Every year, the construction industry accounts for nearly 1.8 million injuries that result from physical strain, and approximately 40 percent of all worker compensation claims involve medical treatment for these injuries. Knee injuries account for a sizable number of reported incidences. Like many injuries, once you injure your knee, you have increased the chances for knee pain later in life.

A survey in the Journal of Civil Engineering and Management revealed 90 percent of all construction workers suffer pain, and 89 percent continue to work right through the pain. When it comes to an injury, suffering is not the best approach to healing. Being knowledgeable about various types of knee injuries and knowing how to deal with them is a much better approach.

Ligament Sprains

Ligaments are bands of strong tissue that stabilize the knee joint. Overstretching can cause the ligament fiber to tear and bleed into the surrounding tissues, causing pain, swelling and a feeling of ‘giving way.’ Severe tears may require surgery.

Cartilage Tears

Cartilage also helps stabilize and protect the knee joint. Pressure from twisting and turning during weight-bearing activities may tear the cartilage, causing pain, swelling and locking of the knee joint.

Tendon Strains

Tendons are cord-like bands that connect muscle to bone. The patellar tendon connects the kneecap (patella) to the tibia (shin). Patellar tendonitis or ‘jumper’s knee’ is inflammation of the patellar tendon. This is an overuse injury commonly caused by repeated jumping.

Patello-Femoral Syndrome

Excessive friction between the surface of the patello-femoral joint (kneecap) and the femur (thigh) can result in knee pain.

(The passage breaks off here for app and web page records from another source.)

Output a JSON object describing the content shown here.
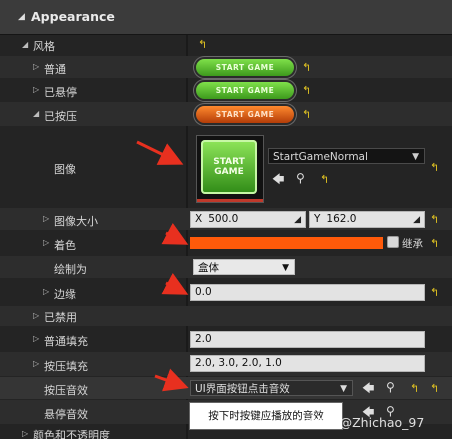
{
  "section": {
    "title": "Appearance"
  },
  "style": {
    "label": "风格"
  },
  "states": {
    "normal": {
      "label": "普通",
      "image_text": "START GAME"
    },
    "hovered": {
      "label": "已悬停",
      "image_text": "START GAME"
    },
    "pressed": {
      "label": "已按压",
      "image_text": "START GAME"
    }
  },
  "brush": {
    "image_label": "图像",
    "image_asset": "StartGameNormal",
    "thumb_text": "START GAME",
    "image_size_label": "图像大小",
    "size_x_key": "X",
    "size_x": "500.0",
    "size_y_key": "Y",
    "size_y": "162.0",
    "tint_label": "着色",
    "tint_color": "#ff5a0a",
    "inherit_label": "继承",
    "draw_as_label": "绘制为",
    "draw_as_value": "盒体",
    "margin_label": "边缘",
    "margin_value": "0.0"
  },
  "disabled": {
    "label": "已禁用"
  },
  "normal_padding": {
    "label": "普通填充",
    "value": "2.0"
  },
  "pressed_padding": {
    "label": "按压填充",
    "value": "2.0, 3.0, 2.0, 1.0"
  },
  "pressed_sound": {
    "label": "按压音效",
    "value": "UI界面按钮点击音效"
  },
  "hovered_sound": {
    "label": "悬停音效"
  },
  "tooltip": {
    "text": "按下时按键应播放的音效"
  },
  "partial_row": {
    "label": "颜色和不透明度"
  },
  "watermark": {
    "text": "CSDN @Zhichao_97"
  },
  "colors": {
    "reset_icon": "#e2c422",
    "annotation_arrow": "#e8301f"
  }
}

So what can you do once you’ve injured your knee? Treatment depends on your specific injury, and what your doctor has to say. Mild to moderate injuries will often heal on their own, given time. To speed the following, you can:

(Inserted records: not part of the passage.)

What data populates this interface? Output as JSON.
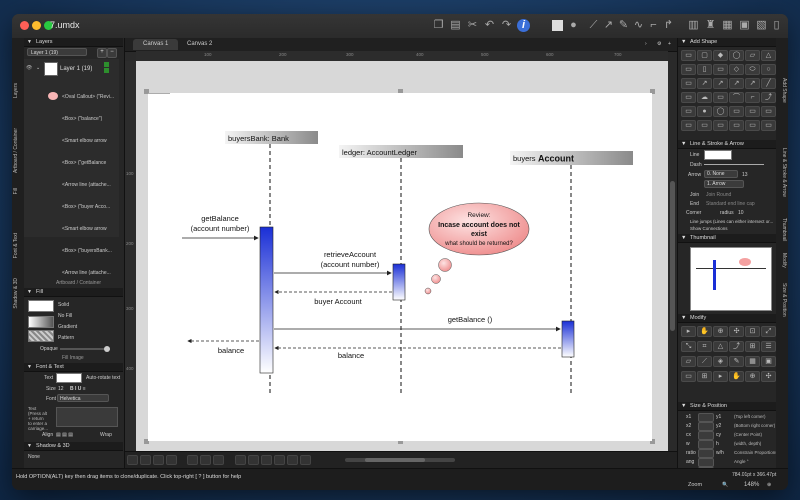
{
  "window": {
    "title": "7.umdx"
  },
  "layers_panel": {
    "title": "Layers",
    "layer_select": "Layer 1 (19)",
    "layer_name": "Layer 1 (19)",
    "items": [
      "<Oval Callout> (\"Revi...",
      "<Box> (\"balance\")",
      "<Smart elbow arrow",
      "<Box> (\"getBalance",
      "<Arrow line (attache...",
      "<Box> (\"buyer Acco...",
      "<Smart elbow arrow",
      "<Box> (\"buyersBank...",
      "<Arrow line (attache..."
    ],
    "artboard_label": "Artboard / Container"
  },
  "left_tabs": [
    "Layers",
    "Artboard / Container",
    "Fill",
    "Font & Text",
    "Shadow & 3D"
  ],
  "fill_panel": {
    "title": "Fill",
    "options": [
      "Solid",
      "No Fill",
      "Gradient",
      "Pattern"
    ],
    "opaque_label": "Opaque",
    "image_label": "Fill Image"
  },
  "font_panel": {
    "title": "Font & Text",
    "text_label": "Text",
    "auto_rotate": "Auto-rotate text",
    "size_label": "Size",
    "size_value": "12",
    "font_label": "Font",
    "font_value": "Helvetica",
    "text_note": "Text\n(Press alt\n+ return\nto enter a\ncarriage...",
    "align_label": "Align",
    "wrap_label": "Wrap",
    "hint_label": "Text"
  },
  "shadow_panel": {
    "title": "Shadow & 3D",
    "none_label": "None",
    "color_label": "Color",
    "angle_label": "Angle",
    "angle_value": "315°",
    "distance_label": "Distance",
    "blur_label": "Blur",
    "opaque_label": "Opaque"
  },
  "canvas_tabs": [
    "Canvas 1",
    "Canvas 2"
  ],
  "ruler_top": [
    "100",
    "200",
    "300",
    "400",
    "500",
    "600",
    "700"
  ],
  "ruler_left": [
    "100",
    "200",
    "300",
    "400"
  ],
  "diagram": {
    "axis_x": "x",
    "axis_y": "y",
    "lifelines": [
      "buyersBank: Bank",
      "ledger: AccountLedger",
      "buyers"
    ],
    "lifeline3_bold": "Account",
    "messages": {
      "get_balance": [
        "getBalance",
        "(account number)"
      ],
      "retrieve": [
        "retrieveAccount",
        "(account number)"
      ],
      "buyer_account": "buyer Account",
      "get_balance2": "getBalance ()",
      "balance_left": "balance",
      "balance_mid": "balance"
    },
    "callout": [
      "Review:",
      "Incase account does not",
      "exist",
      "what should be returned?"
    ]
  },
  "right_tabs": [
    "Add Shape",
    "Line & Stroke & Arrow",
    "Thumbnail",
    "Modify",
    "Size & Position"
  ],
  "add_shape": {
    "title": "Add Shape"
  },
  "line_panel": {
    "title": "Line & Stroke & Arrow",
    "line_label": "Line",
    "dash_label": "Dash",
    "arrow_label": "Arrow",
    "arrow_value": "0. None",
    "arrow_num": "13",
    "arrow_end": "1. Arrow",
    "join_label": "Join",
    "join_value": "Join Round",
    "end_label": "End",
    "end_value": "Standard end line cap",
    "corner_label": "Corner",
    "radius_label": "radius",
    "radius_value": "10",
    "jumps_label": "Line jumps (Lines can either intersect or...",
    "connections_label": "Show Connections"
  },
  "thumbnail": {
    "title": "Thumbnail"
  },
  "modify": {
    "title": "Modify"
  },
  "size_position": {
    "title": "Size & Position",
    "rows": [
      {
        "k": "x1",
        "k2": "y1",
        "v": "(Top left corner)"
      },
      {
        "k": "x2",
        "k2": "y2",
        "v": "(Bottom right corner)"
      },
      {
        "k": "cx",
        "k2": "cy",
        "v": "(Center Point)"
      },
      {
        "k": "w",
        "k2": "h",
        "v": "(width, depth)"
      },
      {
        "k": "ratio",
        "k2": "w/h",
        "v": "Constrain Proportions"
      },
      {
        "k": "ang",
        "k2": "",
        "v": "Angle °"
      },
      {
        "k": "len",
        "k2": "",
        "v": "(Length: From Center)"
      },
      {
        "k": "len",
        "k2": "len2",
        "v": "(Length: From Corner)"
      }
    ]
  },
  "statusbar": {
    "hint": "Hold OPTION(ALT) key then drag items to clone/duplicate.  Click top-right [ ? ] button for help",
    "coords": "784.01pt x 366.47pt",
    "zoom_label": "Zoom",
    "zoom_value": "148%"
  },
  "colors": {
    "window_bg": "#2a2a2a",
    "activation_blue": "#1a2fd6",
    "callout_fill": "#f4a0a0"
  }
}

  • Give your knee a rest for a few days and avoid intense activity.
  • Ice your knee for 20-30 minutes at a time, several times a day, for the first two or three days following an injury to help reduce pain and swelling.
  • Compress your knee using an elastic bandage, straps or sleeves to add support or reduce swelling.
  • Elevate your knee on a pillow when you’re sitting or lying down in order to reduce swelling.
  • Take non-steroidal anti-inflammatory drugs (NSAIDs) such as Advil®, Aleve® or Motrin® to help with pain and swelling. These drugs can have side effects and should be used only occasionally, unless your doctor specifically says otherwise.
  • Practice stretching and strengthening exercises if your doctor recommends them.